_What needs to be done_
The expected reply is all of the data, returned exactly.

_Information provided_
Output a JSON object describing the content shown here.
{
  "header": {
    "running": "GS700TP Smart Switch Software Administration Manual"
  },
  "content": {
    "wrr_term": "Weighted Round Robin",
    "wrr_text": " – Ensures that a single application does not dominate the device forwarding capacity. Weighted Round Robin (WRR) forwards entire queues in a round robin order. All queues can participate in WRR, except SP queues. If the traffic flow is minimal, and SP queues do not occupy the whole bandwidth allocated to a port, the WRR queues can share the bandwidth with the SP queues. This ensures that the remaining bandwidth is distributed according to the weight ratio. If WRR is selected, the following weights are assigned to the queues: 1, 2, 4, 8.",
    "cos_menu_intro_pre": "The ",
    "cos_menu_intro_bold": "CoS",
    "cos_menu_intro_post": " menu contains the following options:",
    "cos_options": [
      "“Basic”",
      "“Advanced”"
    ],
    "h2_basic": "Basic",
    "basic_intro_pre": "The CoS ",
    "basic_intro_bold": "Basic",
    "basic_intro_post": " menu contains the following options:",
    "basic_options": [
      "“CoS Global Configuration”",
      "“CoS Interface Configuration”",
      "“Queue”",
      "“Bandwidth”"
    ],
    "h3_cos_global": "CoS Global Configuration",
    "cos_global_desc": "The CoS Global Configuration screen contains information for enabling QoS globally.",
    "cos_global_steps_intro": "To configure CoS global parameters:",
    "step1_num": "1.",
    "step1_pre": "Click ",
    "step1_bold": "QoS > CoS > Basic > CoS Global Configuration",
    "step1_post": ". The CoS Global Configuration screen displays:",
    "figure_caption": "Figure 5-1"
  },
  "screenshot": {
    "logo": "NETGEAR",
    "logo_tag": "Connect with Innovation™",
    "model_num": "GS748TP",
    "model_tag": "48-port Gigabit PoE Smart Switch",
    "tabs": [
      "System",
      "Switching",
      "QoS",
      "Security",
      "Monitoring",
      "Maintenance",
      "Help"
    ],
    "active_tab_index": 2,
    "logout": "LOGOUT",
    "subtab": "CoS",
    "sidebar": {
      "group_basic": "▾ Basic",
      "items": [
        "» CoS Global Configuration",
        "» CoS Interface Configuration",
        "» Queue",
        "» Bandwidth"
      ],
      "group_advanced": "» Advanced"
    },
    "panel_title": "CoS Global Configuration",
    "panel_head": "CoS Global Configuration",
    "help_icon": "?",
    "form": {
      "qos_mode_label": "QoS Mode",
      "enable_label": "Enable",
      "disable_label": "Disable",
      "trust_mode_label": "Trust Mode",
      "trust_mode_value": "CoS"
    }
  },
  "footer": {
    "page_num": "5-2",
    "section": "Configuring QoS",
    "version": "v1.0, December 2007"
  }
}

_Exercise result_
Output a JSON object describing the content shown here.
{
  "header": {
    "running": "GS700TP Smart Switch Software Administration Manual"
  },
  "content": {
    "wrr_term": "Weighted Round Robin",
    "wrr_text": " – Ensures that a single application does not dominate the device forwarding capacity. Weighted Round Robin (WRR) forwards entire queues in a round robin order. All queues can participate in WRR, except SP queues. If the traffic flow is minimal, and SP queues do not occupy the whole bandwidth allocated to a port, the WRR queues can share the bandwidth with the SP queues. This ensures that the remaining bandwidth is distributed according to the weight ratio. If WRR is selected, the following weights are assigned to the queues: 1, 2, 4, 8.",
    "cos_menu_intro_pre": "The ",
    "cos_menu_intro_bold": "CoS",
    "cos_menu_intro_post": " menu contains the following options:",
    "cos_options": [
      "“Basic”",
      "“Advanced”"
    ],
    "h2_basic": "Basic",
    "basic_intro_pre": "The CoS ",
    "basic_intro_bold": "Basic",
    "basic_intro_post": " menu contains the following options:",
    "basic_options": [
      "“CoS Global Configuration”",
      "“CoS Interface Configuration”",
      "“Queue”",
      "“Bandwidth”"
    ],
    "h3_cos_global": "CoS Global Configuration",
    "cos_global_desc": "The CoS Global Configuration screen contains information for enabling QoS globally.",
    "cos_global_steps_intro": "To configure CoS global parameters:",
    "step1_num": "1.",
    "step1_pre": "Click ",
    "step1_bold": "QoS > CoS > Basic > CoS Global Configuration",
    "step1_post": ". The CoS Global Configuration screen displays:",
    "figure_caption": "Figure 5-1"
  },
  "screenshot": {
    "logo": "NETGEAR",
    "logo_tag": "Connect with Innovation™",
    "model_num": "GS748TP",
    "model_tag": "48-port Gigabit PoE Smart Switch",
    "tabs": [
      "System",
      "Switching",
      "QoS",
      "Security",
      "Monitoring",
      "Maintenance",
      "Help"
    ],
    "active_tab_index": 2,
    "logout": "LOGOUT",
    "subtab": "CoS",
    "sidebar": {
      "group_basic": "▾ Basic",
      "items": [
        "» CoS Global Configuration",
        "» CoS Interface Configuration",
        "» Queue",
        "» Bandwidth"
      ],
      "group_advanced": "» Advanced"
    },
    "panel_title": "CoS Global Configuration",
    "panel_head": "CoS Global Configuration",
    "help_icon": "?",
    "form": {
      "qos_mode_label": "QoS Mode",
      "enable_label": "Enable",
      "disable_label": "Disable",
      "trust_mode_label": "Trust Mode",
      "trust_mode_value": "CoS"
    }
  },
  "footer": {
    "page_num": "5-2",
    "section": "Configuring QoS",
    "version": "v1.0, December 2007"
  }
}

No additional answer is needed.